    It really depends on what you mean by farm cats, my parents have two outdoor cats neither are vactinated nor we would never pay for the vet but all are desexed and get fed regularly. they are wormed if they are losing weight and flea powerdered if their fleas are bad. These cats are pets that are ‘supposed’ to be mousers as well. The ginger has a tendancy to wander and is in very poor condition at the momment after dissapearing for two weeks (he’s about 10 we acctually thought he gone off to die) and bringing back a feral cat with him. Fat cat never wanders and is well a fat cat.
    I have a loner cat, who is desexed has never been vacinate or to the vet, he lives by himself outside the guest house which is largely empty and he wanders alot, so he only gets feed when he is at the house. He used wear a flea collar but he kept loosing them, then we swapped to frontline fortnightly because he was always getting paralysis ticks on him, now he gets frontline less than monthly because he has immunity to the ticks and hates being treated. unlike the other cats he is allowed inside if supervised because he isn’t properly house trained and makes a mess but he really likes to sleep in bed with you.
    So those cats get treated pretty well and if they look sick we will treat them and feed them more/better food.

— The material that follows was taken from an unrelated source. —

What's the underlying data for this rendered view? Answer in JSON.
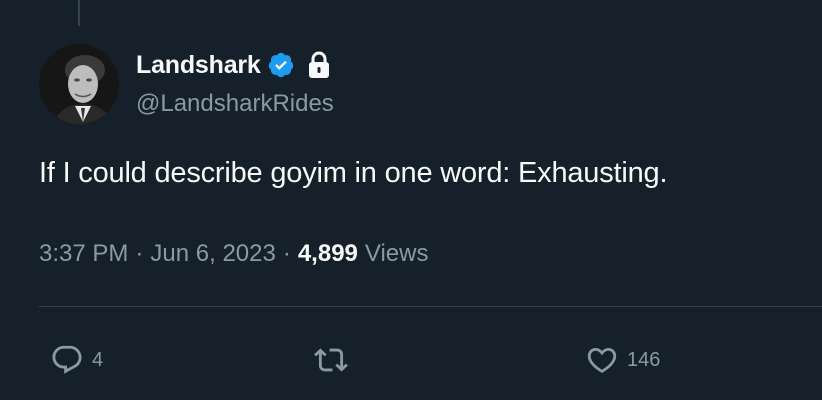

    In addition to her household (the most beloved of whom will be taken to the vet if sick) cat my gran feeds the cats at her dairy which are really just feral cats that she’s tamed, so they just get milk and nothing else. lots of other people have hay shed cats and stuff that are just feral cats living in the shed. They are appreciated because they keep the pests down but not actually cared for anymore more that you might occasionally feed a wild bird or something in your garden. or occasionally chased by kids trying to catch the kittens.